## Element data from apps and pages
^^^^^^^^^^^^^^^^
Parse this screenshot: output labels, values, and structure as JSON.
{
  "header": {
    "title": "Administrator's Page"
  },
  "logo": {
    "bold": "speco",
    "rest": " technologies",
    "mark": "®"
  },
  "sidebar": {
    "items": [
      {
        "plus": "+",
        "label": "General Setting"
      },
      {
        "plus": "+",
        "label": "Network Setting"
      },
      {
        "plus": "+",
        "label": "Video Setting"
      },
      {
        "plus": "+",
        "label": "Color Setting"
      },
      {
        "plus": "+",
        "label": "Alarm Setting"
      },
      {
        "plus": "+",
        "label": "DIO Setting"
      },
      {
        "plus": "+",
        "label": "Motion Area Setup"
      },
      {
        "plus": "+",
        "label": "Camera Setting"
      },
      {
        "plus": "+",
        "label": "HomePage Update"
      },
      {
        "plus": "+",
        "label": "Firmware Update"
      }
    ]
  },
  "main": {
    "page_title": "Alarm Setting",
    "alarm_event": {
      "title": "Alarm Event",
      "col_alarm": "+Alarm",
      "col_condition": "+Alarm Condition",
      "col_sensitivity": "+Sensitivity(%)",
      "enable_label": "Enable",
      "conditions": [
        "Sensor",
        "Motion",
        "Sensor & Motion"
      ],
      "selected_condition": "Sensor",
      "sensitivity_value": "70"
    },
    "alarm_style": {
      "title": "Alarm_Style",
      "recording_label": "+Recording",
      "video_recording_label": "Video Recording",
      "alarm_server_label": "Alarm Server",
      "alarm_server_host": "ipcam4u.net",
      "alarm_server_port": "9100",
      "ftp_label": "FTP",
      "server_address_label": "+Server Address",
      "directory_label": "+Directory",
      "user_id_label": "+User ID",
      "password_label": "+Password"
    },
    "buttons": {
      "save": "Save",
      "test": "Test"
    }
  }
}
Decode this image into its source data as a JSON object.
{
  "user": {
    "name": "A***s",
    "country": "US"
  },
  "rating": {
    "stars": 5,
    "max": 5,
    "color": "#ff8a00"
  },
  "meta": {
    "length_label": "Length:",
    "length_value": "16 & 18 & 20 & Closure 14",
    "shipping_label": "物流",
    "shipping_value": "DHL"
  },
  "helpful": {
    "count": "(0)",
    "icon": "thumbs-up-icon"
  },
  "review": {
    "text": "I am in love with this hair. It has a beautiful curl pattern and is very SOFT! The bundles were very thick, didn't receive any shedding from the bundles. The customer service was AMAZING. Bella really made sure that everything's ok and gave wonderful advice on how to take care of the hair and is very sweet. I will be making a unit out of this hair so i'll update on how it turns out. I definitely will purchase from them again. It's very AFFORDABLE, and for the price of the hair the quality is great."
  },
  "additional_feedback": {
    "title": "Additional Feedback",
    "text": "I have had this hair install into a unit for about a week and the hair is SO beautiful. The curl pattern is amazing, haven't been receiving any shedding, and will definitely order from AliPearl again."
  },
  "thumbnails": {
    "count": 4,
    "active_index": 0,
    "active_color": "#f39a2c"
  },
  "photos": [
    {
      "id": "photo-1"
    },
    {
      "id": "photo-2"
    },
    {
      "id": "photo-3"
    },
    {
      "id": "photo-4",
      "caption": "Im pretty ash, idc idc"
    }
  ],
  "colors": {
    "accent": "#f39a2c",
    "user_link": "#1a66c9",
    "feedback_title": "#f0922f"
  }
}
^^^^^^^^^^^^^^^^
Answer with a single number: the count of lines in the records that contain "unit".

## EXERCISE OUTPUT
2